It’s almost that time of the year for daylight saving time!
Daylight Saving Time will end on Sunday, November 6th. I remember when “falling back” just meant an extra hour of sleep! I’m sure it will mean that again one day but for those of us with small children, it can just mean schedules that are thrown off, your kids waking super early, and everyone feeling grumpy for several days or longer. Every child is different and the time change will affect some much more than others. It is important to know your child and what she can handle and to have a plan for how you want to deal with the time change.
There are different ways to make the transition:
Cold Turkey Approach:
Basically, on Sunday, you will use your regular schedule but do everything according to the new clock time. I really only recommend this approach if your child is older than two and seems to have an easier time with changes/transitions. Admittedly, this is usually the approach I take and my children adjust relatively quickly. Maybe it’s because they are well-rested or because I stay consistent. Whatever the reason, I’m not complaining!
For children younger than two, or children who have a harder time with changes/transitions it’s better to make the switch gradually. If you think she will have a really hard time with the transition you could start moving the times later by 10-15 minutes a night during the week before the change. If you want to move bedtime later by 15 minutes a night, you will want to start on Wednesday, the 28th. If you want to move bedtime later by 10 minutes a night, you will want to start on Monday, the 26th. Make sure to move naps later on the same days.
Or if you just want to work on the transition for a couple of days, then on the day before the switch (Saturday) move nap times and bedtime just slightly later. Naps might be about 15 minutes later than usual and bedtime might be a half hour later than usual. This shouldn’t be a problem for many families since Halloween is the night before! Use your intuition about what your child can handle and of course, don’t let your child get too overtired and miss her sleep window.
Regardless of which option you choose, by Sunday evening you will be back at your child’s usual bedtime (according to the new clock).
Tips no matter which approach you use:
- Make naps a priority during the week leading up to and after the time change.
- On Sunday morning, and sometimes for several days or even weeks after the change, children may wake up earlier according to the new clock time. It is very important that you are consistent about not letting your child get up and start their day before 6 am. I highly recommend blackout curtains if you don’t have them!
- Getting fresh air and exposure to bright light for about 20-30 minutes first thing in the morning will help reset her internal body clock.
- Try to do everything according to the new clock time starting Sunday. This means all meals and sleep times. If your child is exhausted, it’s okay to let her go to bed 15 minutes or so earlier than usual. Just try to make it as close as possible to the regular schedule according to the new clock.
- Just like adults, kids may not feel like themselves for a few days or so after the change.
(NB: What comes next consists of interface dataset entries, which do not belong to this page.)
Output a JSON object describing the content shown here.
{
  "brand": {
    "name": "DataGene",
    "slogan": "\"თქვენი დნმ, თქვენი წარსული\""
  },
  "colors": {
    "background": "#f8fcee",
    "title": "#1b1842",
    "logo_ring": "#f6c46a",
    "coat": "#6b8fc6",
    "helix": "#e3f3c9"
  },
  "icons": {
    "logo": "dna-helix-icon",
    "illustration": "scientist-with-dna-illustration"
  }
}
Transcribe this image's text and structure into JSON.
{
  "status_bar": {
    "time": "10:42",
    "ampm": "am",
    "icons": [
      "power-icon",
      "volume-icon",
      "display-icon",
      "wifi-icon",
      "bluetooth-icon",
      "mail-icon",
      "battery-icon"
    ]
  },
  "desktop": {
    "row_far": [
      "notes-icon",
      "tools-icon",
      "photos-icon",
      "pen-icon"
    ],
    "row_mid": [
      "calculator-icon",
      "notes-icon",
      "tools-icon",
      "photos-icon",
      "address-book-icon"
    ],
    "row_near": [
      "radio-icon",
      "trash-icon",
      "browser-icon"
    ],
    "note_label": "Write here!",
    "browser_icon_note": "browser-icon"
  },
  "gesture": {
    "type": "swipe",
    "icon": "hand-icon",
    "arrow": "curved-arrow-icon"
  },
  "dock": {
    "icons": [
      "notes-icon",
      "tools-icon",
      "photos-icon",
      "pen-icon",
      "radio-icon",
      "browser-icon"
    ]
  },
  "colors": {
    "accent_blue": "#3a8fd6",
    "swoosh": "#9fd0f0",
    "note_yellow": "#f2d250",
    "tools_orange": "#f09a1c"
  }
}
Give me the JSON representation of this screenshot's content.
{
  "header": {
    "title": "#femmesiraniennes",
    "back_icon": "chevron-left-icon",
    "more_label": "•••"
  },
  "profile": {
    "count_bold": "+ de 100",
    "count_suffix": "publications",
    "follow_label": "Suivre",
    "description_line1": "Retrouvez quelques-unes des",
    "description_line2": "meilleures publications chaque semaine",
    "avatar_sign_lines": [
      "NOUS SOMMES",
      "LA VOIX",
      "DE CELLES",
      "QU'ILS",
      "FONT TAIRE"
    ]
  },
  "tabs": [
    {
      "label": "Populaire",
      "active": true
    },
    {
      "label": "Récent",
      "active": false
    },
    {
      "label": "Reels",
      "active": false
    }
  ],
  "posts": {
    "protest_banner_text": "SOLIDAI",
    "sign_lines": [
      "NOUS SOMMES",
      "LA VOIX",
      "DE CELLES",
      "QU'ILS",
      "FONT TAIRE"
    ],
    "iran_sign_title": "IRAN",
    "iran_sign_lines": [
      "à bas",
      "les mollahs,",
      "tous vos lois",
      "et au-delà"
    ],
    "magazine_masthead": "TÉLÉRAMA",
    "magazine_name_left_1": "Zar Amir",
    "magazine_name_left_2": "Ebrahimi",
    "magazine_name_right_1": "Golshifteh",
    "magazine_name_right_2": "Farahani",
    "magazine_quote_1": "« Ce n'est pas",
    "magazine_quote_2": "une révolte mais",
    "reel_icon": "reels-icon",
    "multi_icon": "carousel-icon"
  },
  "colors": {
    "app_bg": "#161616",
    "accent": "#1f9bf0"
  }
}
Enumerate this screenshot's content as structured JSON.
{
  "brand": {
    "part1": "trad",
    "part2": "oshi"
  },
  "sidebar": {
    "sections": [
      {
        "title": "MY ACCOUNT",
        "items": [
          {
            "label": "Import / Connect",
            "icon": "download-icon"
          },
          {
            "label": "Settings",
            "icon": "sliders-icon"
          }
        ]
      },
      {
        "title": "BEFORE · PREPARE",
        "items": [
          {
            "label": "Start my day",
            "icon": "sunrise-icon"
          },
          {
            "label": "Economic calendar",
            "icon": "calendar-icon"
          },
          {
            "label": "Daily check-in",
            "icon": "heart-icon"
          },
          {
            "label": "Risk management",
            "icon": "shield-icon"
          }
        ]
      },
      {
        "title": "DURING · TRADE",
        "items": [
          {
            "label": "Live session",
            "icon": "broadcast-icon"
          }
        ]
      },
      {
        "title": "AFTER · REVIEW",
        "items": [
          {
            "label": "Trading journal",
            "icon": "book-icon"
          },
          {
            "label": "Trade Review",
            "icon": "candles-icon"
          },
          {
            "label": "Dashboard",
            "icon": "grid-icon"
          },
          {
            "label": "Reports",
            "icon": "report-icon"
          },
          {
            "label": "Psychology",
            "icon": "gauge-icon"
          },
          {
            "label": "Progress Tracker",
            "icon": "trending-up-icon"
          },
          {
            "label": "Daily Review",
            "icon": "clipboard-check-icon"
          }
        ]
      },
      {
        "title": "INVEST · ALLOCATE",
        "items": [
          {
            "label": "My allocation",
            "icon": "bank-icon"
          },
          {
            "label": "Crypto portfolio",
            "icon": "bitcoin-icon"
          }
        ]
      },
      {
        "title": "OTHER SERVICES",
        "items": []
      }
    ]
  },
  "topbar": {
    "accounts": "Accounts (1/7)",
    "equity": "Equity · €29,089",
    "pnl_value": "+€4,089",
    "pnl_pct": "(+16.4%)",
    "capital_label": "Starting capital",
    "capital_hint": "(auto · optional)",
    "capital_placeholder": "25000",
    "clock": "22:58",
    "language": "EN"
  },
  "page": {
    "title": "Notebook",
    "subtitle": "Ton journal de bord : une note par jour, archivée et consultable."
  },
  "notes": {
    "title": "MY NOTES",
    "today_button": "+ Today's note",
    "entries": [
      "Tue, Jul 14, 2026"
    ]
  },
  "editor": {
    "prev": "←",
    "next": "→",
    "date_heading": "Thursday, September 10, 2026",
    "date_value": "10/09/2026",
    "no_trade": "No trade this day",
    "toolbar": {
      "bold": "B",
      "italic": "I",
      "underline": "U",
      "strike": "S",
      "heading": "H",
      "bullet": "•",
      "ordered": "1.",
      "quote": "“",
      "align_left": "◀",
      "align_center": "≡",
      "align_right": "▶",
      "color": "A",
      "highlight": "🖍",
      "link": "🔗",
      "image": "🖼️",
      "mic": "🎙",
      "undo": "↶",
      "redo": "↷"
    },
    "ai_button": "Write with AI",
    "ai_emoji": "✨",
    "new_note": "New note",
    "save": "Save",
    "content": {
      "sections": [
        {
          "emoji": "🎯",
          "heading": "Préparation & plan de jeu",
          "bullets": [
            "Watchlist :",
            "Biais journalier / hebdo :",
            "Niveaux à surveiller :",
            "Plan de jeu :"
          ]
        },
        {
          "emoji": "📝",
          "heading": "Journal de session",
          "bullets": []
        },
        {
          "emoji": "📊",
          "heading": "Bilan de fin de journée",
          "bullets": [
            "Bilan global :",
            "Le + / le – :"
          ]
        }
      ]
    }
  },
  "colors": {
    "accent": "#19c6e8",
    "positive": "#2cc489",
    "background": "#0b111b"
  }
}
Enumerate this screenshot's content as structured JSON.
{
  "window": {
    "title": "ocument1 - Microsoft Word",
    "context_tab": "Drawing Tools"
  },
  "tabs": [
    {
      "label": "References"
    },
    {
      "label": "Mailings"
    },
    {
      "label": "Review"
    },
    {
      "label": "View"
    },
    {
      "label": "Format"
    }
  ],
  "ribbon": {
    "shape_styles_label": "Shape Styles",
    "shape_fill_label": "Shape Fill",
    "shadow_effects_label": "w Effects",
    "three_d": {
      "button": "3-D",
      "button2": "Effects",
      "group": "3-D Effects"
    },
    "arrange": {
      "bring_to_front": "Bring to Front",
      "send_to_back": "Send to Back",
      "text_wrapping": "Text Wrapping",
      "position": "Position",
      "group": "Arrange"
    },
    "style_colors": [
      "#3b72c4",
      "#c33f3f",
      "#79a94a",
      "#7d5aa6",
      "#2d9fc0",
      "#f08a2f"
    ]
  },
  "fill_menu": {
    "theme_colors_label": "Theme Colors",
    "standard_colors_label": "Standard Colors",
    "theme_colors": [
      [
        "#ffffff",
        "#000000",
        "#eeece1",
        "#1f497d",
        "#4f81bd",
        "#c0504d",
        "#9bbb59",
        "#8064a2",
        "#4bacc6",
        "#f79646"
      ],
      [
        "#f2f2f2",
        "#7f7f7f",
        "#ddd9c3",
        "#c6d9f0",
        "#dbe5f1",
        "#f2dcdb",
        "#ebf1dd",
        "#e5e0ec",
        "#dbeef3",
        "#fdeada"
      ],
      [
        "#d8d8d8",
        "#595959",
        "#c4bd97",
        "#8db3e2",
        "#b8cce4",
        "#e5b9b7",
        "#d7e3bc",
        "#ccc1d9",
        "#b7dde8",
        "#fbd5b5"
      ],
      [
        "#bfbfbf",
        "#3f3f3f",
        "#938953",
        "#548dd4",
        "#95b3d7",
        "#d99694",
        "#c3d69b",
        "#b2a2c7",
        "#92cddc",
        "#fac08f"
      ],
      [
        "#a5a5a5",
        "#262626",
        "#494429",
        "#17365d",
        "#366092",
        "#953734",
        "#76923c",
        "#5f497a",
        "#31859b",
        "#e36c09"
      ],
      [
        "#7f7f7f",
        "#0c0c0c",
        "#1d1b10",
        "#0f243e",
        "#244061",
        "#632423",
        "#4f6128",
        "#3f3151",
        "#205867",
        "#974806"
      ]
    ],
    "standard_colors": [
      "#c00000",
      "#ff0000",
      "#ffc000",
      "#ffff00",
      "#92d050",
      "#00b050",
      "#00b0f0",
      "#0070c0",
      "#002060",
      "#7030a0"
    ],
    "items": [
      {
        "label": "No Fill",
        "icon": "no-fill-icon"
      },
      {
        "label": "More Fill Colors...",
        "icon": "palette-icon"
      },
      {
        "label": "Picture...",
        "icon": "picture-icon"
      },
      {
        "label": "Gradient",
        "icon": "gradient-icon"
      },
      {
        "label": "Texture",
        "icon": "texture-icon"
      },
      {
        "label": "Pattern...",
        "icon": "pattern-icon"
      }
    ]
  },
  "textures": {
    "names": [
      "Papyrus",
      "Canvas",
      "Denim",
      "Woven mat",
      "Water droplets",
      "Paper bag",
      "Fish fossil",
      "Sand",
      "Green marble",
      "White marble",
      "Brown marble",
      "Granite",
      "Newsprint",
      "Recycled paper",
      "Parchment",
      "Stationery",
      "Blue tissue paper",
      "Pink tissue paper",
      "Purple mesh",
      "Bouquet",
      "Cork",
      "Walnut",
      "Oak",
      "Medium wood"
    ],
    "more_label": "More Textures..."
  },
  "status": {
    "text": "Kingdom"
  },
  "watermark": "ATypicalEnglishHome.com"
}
But the truth is that most people adjust within about a week no matter which approach you take. Stay consistent according to the new clock times and things should “Fall” into place!